Working Group Tackles Chronic Pain Care as Part of Samueli Institute’s Breakthrough Collaborative Series


Pain is the most common reason patients seek health care in the United States. Use of opioids, steroids, non-steroidal anti-inflammatory drugs, and other analgesics has significantly increased in recent years with opioid prescriptions alone increasing by 60% from 2000 to 2010. Such treatment can be costly and may cause medication dependence and potential abuse.

On June 3rd and 4th, 2015, Samueli Institute hosted its first learning session as part of a breakthrough collaborative to address how chronic pain is managed in today’s heath care system. Eight health care organizations joined Samueli Institute’s leadership team and expert faculty to embark on a seven-month journey to embrace improvements in person-centered chronic pain management.2015PainCollaborative1

Participants represented the following organizations:
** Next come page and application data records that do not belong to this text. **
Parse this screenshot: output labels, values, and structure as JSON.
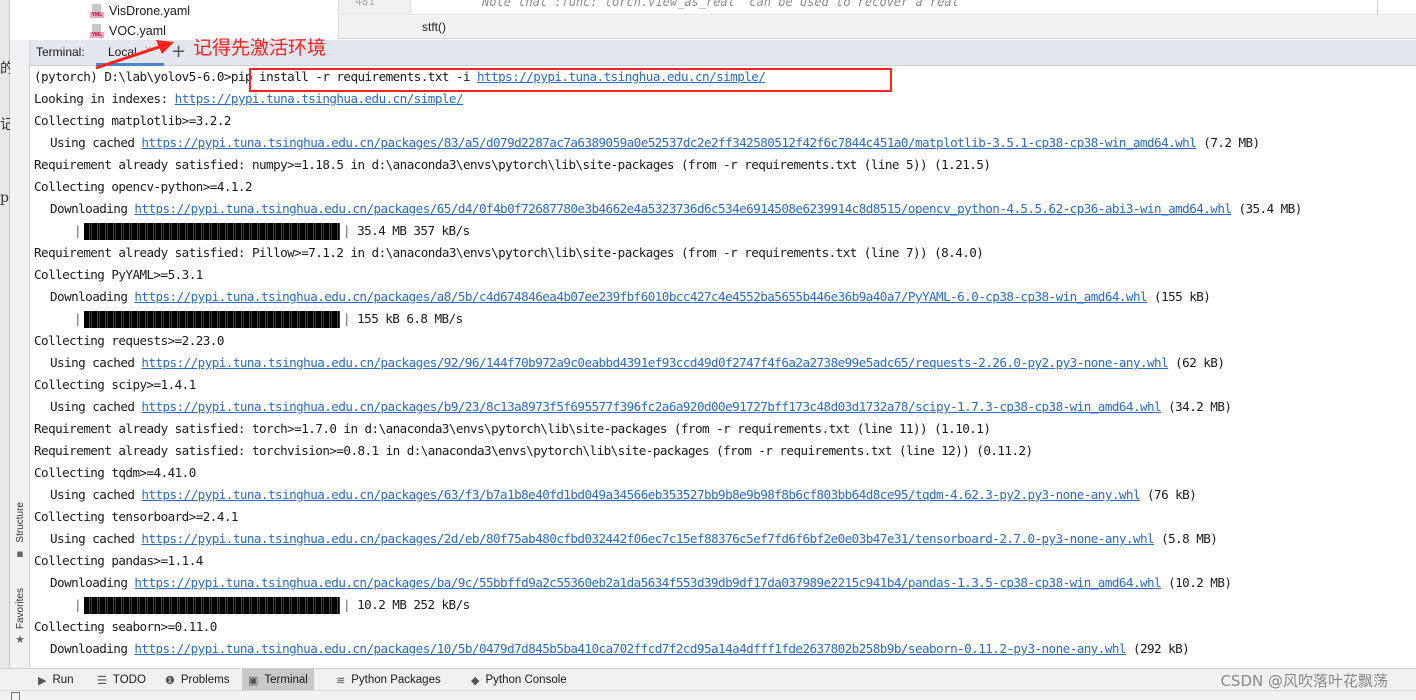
{
  "left_fragments": [
    "的",
    "记",
    "p"
  ],
  "project_tree": {
    "items": [
      {
        "name": "VisDrone.yaml",
        "icon": "yaml-file-icon",
        "icon_tag": "YML"
      },
      {
        "name": "VOC.yaml",
        "icon": "yaml-file-icon",
        "icon_tag": "YML"
      }
    ]
  },
  "editor": {
    "line_number": "481",
    "code_line": "Note that :func:`torch.view_as_real` can be used to recover a real",
    "breadcrumb": "stft()"
  },
  "terminal": {
    "title": "Terminal:",
    "tabs": [
      {
        "label": "Local",
        "active": true
      }
    ],
    "add_tab_label": "+",
    "annotation": "记得先激活环境",
    "prompt": "(pytorch) D:\\lab\\yolov5-6.0>",
    "command": "pip install -r requirements.txt -i ",
    "command_url": "https://pypi.tuna.tsinghua.edu.cn/simple/",
    "lines": [
      {
        "type": "text",
        "pre": "Looking in indexes: ",
        "url": "https://pypi.tuna.tsinghua.edu.cn/simple/",
        "post": ""
      },
      {
        "type": "text",
        "pre": "Collecting matplotlib>=3.2.2",
        "url": "",
        "post": ""
      },
      {
        "type": "sub",
        "pre": "Using cached ",
        "url": "https://pypi.tuna.tsinghua.edu.cn/packages/83/a5/d079d2287ac7a6389059a0e52537dc2e2ff342580512f42f6c7844c451a0/matplotlib-3.5.1-cp38-cp38-win_amd64.whl",
        "post": " (7.2 MB)"
      },
      {
        "type": "text",
        "pre": "Requirement already satisfied: numpy>=1.18.5 in d:\\anaconda3\\envs\\pytorch\\lib\\site-packages (from -r requirements.txt (line 5)) (1.21.5)",
        "url": "",
        "post": ""
      },
      {
        "type": "text",
        "pre": "Collecting opencv-python>=4.1.2",
        "url": "",
        "post": ""
      },
      {
        "type": "sub",
        "pre": "Downloading ",
        "url": "https://pypi.tuna.tsinghua.edu.cn/packages/65/d4/0f4b0f72687780e3b4662e4a5323736d6c534e6914508e6239914c8d8515/opencv_python-4.5.5.62-cp36-abi3-win_amd64.whl",
        "post": " (35.4 MB)"
      },
      {
        "type": "progress",
        "progress": 1.0,
        "info": "35.4 MB 357 kB/s"
      },
      {
        "type": "text",
        "pre": "Requirement already satisfied: Pillow>=7.1.2 in d:\\anaconda3\\envs\\pytorch\\lib\\site-packages (from -r requirements.txt (line 7)) (8.4.0)",
        "url": "",
        "post": ""
      },
      {
        "type": "text",
        "pre": "Collecting PyYAML>=5.3.1",
        "url": "",
        "post": ""
      },
      {
        "type": "sub",
        "pre": "Downloading ",
        "url": "https://pypi.tuna.tsinghua.edu.cn/packages/a8/5b/c4d674846ea4b07ee239fbf6010bcc427c4e4552ba5655b446e36b9a40a7/PyYAML-6.0-cp38-cp38-win_amd64.whl",
        "post": " (155 kB)"
      },
      {
        "type": "progress",
        "progress": 1.0,
        "info": "155 kB 6.8 MB/s"
      },
      {
        "type": "text",
        "pre": "Collecting requests>=2.23.0",
        "url": "",
        "post": ""
      },
      {
        "type": "sub",
        "pre": "Using cached ",
        "url": "https://pypi.tuna.tsinghua.edu.cn/packages/92/96/144f70b972a9c0eabbd4391ef93ccd49d0f2747f4f6a2a2738e99e5adc65/requests-2.26.0-py2.py3-none-any.whl",
        "post": " (62 kB)"
      },
      {
        "type": "text",
        "pre": "Collecting scipy>=1.4.1",
        "url": "",
        "post": ""
      },
      {
        "type": "sub",
        "pre": "Using cached ",
        "url": "https://pypi.tuna.tsinghua.edu.cn/packages/b9/23/8c13a8973f5f695577f396fc2a6a920d00e91727bff173c48d03d1732a78/scipy-1.7.3-cp38-cp38-win_amd64.whl",
        "post": " (34.2 MB)"
      },
      {
        "type": "text",
        "pre": "Requirement already satisfied: torch>=1.7.0 in d:\\anaconda3\\envs\\pytorch\\lib\\site-packages (from -r requirements.txt (line 11)) (1.10.1)",
        "url": "",
        "post": ""
      },
      {
        "type": "text",
        "pre": "Requirement already satisfied: torchvision>=0.8.1 in d:\\anaconda3\\envs\\pytorch\\lib\\site-packages (from -r requirements.txt (line 12)) (0.11.2)",
        "url": "",
        "post": ""
      },
      {
        "type": "text",
        "pre": "Collecting tqdm>=4.41.0",
        "url": "",
        "post": ""
      },
      {
        "type": "sub",
        "pre": "Using cached ",
        "url": "https://pypi.tuna.tsinghua.edu.cn/packages/63/f3/b7a1b8e40fd1bd049a34566eb353527bb9b8e9b98f8b6cf803bb64d8ce95/tqdm-4.62.3-py2.py3-none-any.whl",
        "post": " (76 kB)"
      },
      {
        "type": "text",
        "pre": "Collecting tensorboard>=2.4.1",
        "url": "",
        "post": ""
      },
      {
        "type": "sub",
        "pre": "Using cached ",
        "url": "https://pypi.tuna.tsinghua.edu.cn/packages/2d/eb/80f75ab480cfbd032442f06ec7c15ef88376c5ef7fd6f6bf2e0e03b47e31/tensorboard-2.7.0-py3-none-any.whl",
        "post": " (5.8 MB)"
      },
      {
        "type": "text",
        "pre": "Collecting pandas>=1.1.4",
        "url": "",
        "post": ""
      },
      {
        "type": "sub",
        "pre": "Downloading ",
        "url": "https://pypi.tuna.tsinghua.edu.cn/packages/ba/9c/55bbffd9a2c55360eb2a1da5634f553d39db9df17da037989e2215c941b4/pandas-1.3.5-cp38-cp38-win_amd64.whl",
        "post": " (10.2 MB)"
      },
      {
        "type": "progress",
        "progress": 1.0,
        "info": "10.2 MB 252 kB/s"
      },
      {
        "type": "text",
        "pre": "Collecting seaborn>=0.11.0",
        "url": "",
        "post": ""
      },
      {
        "type": "sub",
        "pre": "Downloading ",
        "url": "https://pypi.tuna.tsinghua.edu.cn/packages/10/5b/0479d7d845b5ba410ca702ffcd7f2cd95a14a4dfff1fde2637802b258b9b/seaborn-0.11.2-py3-none-any.whl",
        "post": " (292 kB)"
      }
    ]
  },
  "side_tabs": {
    "structure": "Structure",
    "favorites": "Favorites"
  },
  "bottom_tabs": [
    {
      "label": "Run",
      "icon": "run-icon",
      "glyph": "▶",
      "active": false
    },
    {
      "label": "TODO",
      "icon": "todo-list-icon",
      "glyph": "☰",
      "active": false
    },
    {
      "label": "Problems",
      "icon": "problems-icon",
      "glyph": "❶",
      "active": false
    },
    {
      "label": "Terminal",
      "icon": "terminal-icon",
      "glyph": "▣",
      "active": true
    },
    {
      "label": "Python Packages",
      "icon": "python-packages-icon",
      "glyph": "≋",
      "active": false
    },
    {
      "label": "Python Console",
      "icon": "python-console-icon",
      "glyph": "◆",
      "active": false
    }
  ],
  "watermark": "CSDN @风吹落叶花飘荡",
  "colors": {
    "link": "#2a6bc9",
    "annotation": "#ff1f1f",
    "terminal_header_bg": "#e4e6ee",
    "active_tab_underline": "#4a86c8"
  }
}
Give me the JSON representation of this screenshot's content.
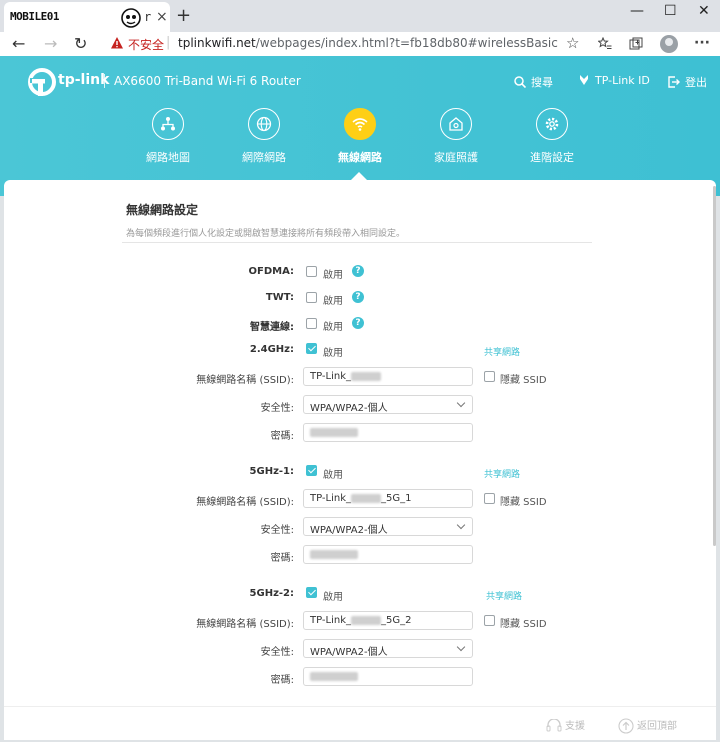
{
  "browser": {
    "tab_logo": "MOBILE01",
    "tab_title": "r",
    "tab_close": "×",
    "new_tab": "+",
    "window": {
      "minimize": "—",
      "maximize": "☐",
      "close": "✕"
    },
    "back": "←",
    "forward": "→",
    "reload": "↻",
    "security_label": "不安全",
    "url_host": "tplinkwifi.net",
    "url_path": "/webpages/index.html?t=fb18db80#wirelessBasic",
    "star": "☆"
  },
  "header": {
    "brand": "tp-link",
    "model": "AX6600 Tri-Band Wi-Fi 6 Router",
    "search_label": "搜尋",
    "tplink_id_label": "TP-Link ID",
    "logout_label": "登出"
  },
  "nav": [
    {
      "label": "網路地圖",
      "icon": "network-map-icon",
      "active": false
    },
    {
      "label": "網際網路",
      "icon": "globe-icon",
      "active": false
    },
    {
      "label": "無線網路",
      "icon": "wifi-icon",
      "active": true
    },
    {
      "label": "家庭照護",
      "icon": "home-care-icon",
      "active": false
    },
    {
      "label": "進階設定",
      "icon": "gear-icon",
      "active": false
    }
  ],
  "section": {
    "title": "無線網路設定",
    "description": "為每個頻段進行個人化設定或開啟智慧連接將所有頻段帶入相同設定。"
  },
  "options": {
    "ofdma": {
      "label": "OFDMA:",
      "enable": "啟用",
      "checked": false
    },
    "twt": {
      "label": "TWT:",
      "enable": "啟用",
      "checked": false
    },
    "smart_connect": {
      "label": "智慧連線:",
      "enable": "啟用",
      "checked": false
    }
  },
  "bands": [
    {
      "label": "2.4GHz:",
      "enable": "啟用",
      "checked": true,
      "share": "共享網路",
      "ssid_label": "無線網路名稱 (SSID):",
      "ssid_prefix": "TP-Link_",
      "ssid_suffix": "",
      "hide_ssid": "隱藏 SSID",
      "security_label": "安全性:",
      "security_value": "WPA/WPA2-個人",
      "password_label": "密碼:"
    },
    {
      "label": "5GHz-1:",
      "enable": "啟用",
      "checked": true,
      "share": "共享網路",
      "ssid_label": "無線網路名稱 (SSID):",
      "ssid_prefix": "TP-Link_",
      "ssid_suffix": "_5G_1",
      "hide_ssid": "隱藏 SSID",
      "security_label": "安全性:",
      "security_value": "WPA/WPA2-個人",
      "password_label": "密碼:"
    },
    {
      "label": "5GHz-2:",
      "enable": "啟用",
      "checked": true,
      "share": "共享網路",
      "ssid_label": "無線網路名稱 (SSID):",
      "ssid_prefix": "TP-Link_",
      "ssid_suffix": "_5G_2",
      "hide_ssid": "隱藏 SSID",
      "security_label": "安全性:",
      "security_value": "WPA/WPA2-個人",
      "password_label": "密碼:"
    }
  ],
  "footer": {
    "support_label": "支援",
    "back_to_top_label": "返回頂部"
  },
  "colors": {
    "header_teal": "#45c3d5",
    "accent": "#3fc1d3",
    "active_nav": "#fecf16",
    "warning_red": "#c5221f"
  }
}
  • Bastyr University
  • Essential Integrative Health
  • Fort Belvoir Community Hospital
  • Madigan Army Medical Center
  • Southwest College of Naturopathic Medicine & Health Sciences
  • University of Bridgeport
  • Walter Reed National Military Medical Center
  • Washington DC VA Medical Center

Modeled after the IHI Breakthrough Series Collaborative, the mission of the working group is to achieve major improvement in person-centered, integrative care for patients with chronic pain, resulting in optimized human performance, quality of life, and daily function.

A Focus on Patient Empowerment

Although there are many treatment modalities for pain, the primary treatments continue to be over-the-counter and prescription medications, often in combination with minor or major surgical interventions.

This collaborative is focused on promoting patient self-care and empowerment, in addition to a cohesive team-based approach to manage chronic pain more effectively, an element that is considered critical to effective pain management.

Participants Set Goals, Establish Metrics

The leadership team, led by faculty chair LTG (ret) Eric Schoomaker, MD, PhD, engaged with the military, veteran, and civilian health center sites at the June learning session. Teams learned specific best practices in integration and heard how the collaborative method can accelerate improvement.

Participants worked with their individual teams to develop organization-specific and results-focused aim statements as well as a list of measures that define what each health care team expects to accomplish during the collaborative. Teams left with solid plans for effecting positive change.

The next steps are to move into action; first by testing changes on a small scale, and then expanding the best ideas across their organizations.

Learn more about the collaborative’s goals and process.